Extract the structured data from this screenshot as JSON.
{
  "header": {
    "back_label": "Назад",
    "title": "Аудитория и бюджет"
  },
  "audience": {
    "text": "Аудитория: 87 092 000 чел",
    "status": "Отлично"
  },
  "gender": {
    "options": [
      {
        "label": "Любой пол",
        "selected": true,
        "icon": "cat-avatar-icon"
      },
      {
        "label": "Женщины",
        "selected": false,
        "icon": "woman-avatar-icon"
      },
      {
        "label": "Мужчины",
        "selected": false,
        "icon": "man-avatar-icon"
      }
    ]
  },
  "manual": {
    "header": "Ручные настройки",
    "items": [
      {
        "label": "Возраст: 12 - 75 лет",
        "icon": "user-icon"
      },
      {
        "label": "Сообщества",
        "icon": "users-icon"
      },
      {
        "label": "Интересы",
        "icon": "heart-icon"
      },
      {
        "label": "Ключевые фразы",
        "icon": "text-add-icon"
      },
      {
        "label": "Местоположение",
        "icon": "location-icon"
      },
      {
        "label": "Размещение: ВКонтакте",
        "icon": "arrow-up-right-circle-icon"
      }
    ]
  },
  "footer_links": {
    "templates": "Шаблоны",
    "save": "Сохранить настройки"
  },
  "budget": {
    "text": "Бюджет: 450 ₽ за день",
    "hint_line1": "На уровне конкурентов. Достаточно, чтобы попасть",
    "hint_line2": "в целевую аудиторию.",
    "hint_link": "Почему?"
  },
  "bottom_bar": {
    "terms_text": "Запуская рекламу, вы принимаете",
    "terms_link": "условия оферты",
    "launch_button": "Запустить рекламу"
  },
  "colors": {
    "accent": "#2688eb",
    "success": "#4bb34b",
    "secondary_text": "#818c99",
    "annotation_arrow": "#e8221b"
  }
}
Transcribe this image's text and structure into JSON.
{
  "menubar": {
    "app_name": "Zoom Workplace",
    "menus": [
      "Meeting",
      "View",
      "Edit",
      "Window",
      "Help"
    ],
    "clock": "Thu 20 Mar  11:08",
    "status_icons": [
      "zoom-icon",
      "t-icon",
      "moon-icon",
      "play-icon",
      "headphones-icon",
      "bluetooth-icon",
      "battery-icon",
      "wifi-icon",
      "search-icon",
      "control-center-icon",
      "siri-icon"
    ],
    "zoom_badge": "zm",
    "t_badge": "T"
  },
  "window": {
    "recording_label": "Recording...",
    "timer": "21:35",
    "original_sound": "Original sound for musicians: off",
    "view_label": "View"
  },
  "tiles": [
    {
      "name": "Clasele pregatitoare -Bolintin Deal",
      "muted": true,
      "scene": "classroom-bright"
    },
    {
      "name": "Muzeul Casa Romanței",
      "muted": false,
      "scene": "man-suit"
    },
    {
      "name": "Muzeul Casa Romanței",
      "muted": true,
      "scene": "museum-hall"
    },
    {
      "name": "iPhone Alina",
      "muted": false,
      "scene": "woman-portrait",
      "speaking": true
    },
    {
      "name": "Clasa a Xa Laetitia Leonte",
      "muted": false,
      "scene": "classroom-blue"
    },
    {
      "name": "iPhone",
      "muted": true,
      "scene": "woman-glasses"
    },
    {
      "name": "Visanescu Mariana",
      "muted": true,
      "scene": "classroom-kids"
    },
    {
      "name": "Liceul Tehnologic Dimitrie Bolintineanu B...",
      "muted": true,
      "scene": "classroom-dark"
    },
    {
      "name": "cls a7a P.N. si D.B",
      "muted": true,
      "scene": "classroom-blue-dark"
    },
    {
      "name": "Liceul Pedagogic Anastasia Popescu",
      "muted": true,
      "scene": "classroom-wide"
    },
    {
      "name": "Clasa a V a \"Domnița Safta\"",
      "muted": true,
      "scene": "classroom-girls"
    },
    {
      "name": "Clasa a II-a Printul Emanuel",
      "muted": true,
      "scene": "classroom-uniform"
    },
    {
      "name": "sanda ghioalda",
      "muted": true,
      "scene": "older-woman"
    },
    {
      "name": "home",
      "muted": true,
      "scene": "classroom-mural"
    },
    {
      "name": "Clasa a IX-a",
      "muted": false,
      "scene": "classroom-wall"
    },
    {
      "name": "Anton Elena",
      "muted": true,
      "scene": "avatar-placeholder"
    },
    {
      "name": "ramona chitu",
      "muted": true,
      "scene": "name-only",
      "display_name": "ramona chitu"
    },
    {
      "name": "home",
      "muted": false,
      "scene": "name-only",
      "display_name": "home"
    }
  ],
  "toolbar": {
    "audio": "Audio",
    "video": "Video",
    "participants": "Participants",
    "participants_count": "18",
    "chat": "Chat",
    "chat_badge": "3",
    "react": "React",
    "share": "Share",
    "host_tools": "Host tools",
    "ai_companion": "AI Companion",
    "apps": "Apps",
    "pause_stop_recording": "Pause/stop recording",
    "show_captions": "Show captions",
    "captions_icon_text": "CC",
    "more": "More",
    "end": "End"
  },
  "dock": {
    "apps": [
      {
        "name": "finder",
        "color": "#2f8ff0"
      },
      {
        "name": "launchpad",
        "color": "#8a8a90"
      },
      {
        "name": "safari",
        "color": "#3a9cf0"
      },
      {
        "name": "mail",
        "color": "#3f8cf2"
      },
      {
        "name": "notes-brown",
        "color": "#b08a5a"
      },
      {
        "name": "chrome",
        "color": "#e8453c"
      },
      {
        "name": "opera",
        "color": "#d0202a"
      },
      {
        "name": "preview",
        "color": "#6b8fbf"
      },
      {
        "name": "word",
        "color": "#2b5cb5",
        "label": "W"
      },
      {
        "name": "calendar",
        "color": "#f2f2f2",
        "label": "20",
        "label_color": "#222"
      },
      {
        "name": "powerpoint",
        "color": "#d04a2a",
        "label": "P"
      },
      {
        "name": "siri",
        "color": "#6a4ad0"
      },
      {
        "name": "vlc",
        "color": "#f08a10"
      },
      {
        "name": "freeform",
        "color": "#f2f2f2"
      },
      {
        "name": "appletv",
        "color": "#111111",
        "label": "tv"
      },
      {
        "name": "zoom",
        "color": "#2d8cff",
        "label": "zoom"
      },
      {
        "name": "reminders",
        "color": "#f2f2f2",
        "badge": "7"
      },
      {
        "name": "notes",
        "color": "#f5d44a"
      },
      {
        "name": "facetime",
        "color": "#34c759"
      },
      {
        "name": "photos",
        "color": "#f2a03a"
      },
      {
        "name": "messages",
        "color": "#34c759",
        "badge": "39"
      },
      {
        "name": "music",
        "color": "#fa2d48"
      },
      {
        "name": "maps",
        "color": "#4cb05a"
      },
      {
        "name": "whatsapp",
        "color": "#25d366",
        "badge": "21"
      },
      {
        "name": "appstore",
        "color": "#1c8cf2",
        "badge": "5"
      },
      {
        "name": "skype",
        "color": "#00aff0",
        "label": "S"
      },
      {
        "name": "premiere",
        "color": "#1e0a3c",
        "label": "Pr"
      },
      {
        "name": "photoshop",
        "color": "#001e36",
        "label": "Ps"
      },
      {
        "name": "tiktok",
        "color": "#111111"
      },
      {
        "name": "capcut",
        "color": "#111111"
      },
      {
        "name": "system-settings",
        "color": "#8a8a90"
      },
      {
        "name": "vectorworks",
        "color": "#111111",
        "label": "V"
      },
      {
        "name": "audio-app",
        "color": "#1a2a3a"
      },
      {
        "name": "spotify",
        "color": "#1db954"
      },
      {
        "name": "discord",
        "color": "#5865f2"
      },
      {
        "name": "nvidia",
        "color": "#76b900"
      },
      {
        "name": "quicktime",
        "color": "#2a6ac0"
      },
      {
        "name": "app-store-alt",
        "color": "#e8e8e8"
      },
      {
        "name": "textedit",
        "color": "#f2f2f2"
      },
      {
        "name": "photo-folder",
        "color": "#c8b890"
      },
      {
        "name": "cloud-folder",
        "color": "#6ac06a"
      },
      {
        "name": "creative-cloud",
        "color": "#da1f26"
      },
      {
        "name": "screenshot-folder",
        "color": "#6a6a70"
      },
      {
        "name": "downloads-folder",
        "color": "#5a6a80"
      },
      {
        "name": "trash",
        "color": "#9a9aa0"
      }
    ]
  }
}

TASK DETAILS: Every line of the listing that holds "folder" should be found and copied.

SOLUTION TO THIS EXERCISE:
        "name": "photo-folder",
        "name": "cloud-folder",
        "name": "screenshot-folder",
        "name": "downloads-folder",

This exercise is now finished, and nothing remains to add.